> _MATERIAL FOR THIS EXERCISE_:
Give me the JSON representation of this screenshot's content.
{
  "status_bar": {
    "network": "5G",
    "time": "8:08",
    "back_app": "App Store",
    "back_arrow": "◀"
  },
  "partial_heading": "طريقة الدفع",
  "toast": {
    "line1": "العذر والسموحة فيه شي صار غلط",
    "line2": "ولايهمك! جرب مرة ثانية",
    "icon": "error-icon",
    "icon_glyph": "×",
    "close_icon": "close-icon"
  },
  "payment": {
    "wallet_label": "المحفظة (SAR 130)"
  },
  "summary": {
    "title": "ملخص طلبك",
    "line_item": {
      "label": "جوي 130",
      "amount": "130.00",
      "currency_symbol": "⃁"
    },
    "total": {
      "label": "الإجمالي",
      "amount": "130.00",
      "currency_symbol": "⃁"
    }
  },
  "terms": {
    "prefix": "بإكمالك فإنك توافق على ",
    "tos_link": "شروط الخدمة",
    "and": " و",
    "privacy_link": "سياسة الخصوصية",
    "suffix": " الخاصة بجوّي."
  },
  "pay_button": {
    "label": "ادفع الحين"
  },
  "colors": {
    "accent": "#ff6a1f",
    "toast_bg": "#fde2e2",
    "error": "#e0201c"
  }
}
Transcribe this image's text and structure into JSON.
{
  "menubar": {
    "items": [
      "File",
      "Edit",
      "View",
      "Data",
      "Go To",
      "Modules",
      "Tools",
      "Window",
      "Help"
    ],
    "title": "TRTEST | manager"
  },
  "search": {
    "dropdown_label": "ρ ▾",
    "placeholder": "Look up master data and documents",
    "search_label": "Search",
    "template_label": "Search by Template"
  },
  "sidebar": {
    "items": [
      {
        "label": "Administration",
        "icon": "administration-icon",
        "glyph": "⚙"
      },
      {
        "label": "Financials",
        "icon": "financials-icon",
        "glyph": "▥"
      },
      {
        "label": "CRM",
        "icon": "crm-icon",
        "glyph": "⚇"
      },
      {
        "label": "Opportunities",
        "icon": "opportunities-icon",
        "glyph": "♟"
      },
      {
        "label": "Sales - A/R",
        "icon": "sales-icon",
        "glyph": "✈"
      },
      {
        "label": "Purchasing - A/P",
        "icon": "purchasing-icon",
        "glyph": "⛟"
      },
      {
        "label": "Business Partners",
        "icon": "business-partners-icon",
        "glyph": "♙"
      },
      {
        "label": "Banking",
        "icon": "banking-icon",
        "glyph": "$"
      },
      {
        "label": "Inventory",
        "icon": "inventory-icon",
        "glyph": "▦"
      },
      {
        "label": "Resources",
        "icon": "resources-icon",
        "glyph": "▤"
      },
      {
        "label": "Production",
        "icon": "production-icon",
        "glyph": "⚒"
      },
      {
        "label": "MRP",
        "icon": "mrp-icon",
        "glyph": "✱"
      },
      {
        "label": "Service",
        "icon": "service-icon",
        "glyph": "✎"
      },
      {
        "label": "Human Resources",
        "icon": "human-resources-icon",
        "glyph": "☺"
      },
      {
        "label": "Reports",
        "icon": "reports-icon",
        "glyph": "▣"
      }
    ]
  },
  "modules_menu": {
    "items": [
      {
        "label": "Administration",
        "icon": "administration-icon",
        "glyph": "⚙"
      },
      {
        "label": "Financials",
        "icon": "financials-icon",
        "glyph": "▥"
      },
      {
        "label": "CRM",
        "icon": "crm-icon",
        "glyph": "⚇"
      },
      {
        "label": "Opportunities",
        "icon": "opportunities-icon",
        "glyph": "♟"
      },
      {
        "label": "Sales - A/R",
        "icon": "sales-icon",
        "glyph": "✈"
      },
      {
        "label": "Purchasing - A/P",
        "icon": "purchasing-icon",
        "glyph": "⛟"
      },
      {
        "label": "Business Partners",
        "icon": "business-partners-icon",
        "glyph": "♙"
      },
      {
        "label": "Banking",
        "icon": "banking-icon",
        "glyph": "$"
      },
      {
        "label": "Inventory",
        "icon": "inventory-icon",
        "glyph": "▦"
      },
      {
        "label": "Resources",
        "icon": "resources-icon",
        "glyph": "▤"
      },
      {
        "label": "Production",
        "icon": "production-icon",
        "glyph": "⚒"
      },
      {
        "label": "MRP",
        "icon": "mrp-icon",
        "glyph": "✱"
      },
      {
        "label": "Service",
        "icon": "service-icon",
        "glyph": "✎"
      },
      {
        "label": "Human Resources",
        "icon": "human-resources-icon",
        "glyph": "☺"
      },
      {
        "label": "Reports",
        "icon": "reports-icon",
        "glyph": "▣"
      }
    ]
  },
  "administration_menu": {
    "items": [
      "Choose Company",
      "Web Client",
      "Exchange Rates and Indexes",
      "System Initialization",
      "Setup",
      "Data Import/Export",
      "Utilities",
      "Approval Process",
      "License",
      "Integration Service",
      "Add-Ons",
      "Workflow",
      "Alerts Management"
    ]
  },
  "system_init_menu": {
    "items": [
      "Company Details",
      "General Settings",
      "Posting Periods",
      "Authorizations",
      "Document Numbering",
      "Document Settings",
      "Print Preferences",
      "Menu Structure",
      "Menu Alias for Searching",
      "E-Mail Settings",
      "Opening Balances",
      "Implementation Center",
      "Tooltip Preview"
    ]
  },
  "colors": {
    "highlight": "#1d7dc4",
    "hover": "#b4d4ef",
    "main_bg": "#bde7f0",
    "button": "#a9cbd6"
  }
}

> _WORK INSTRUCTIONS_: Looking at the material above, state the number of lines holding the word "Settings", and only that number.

> _WRITTEN SOLUTION_: 3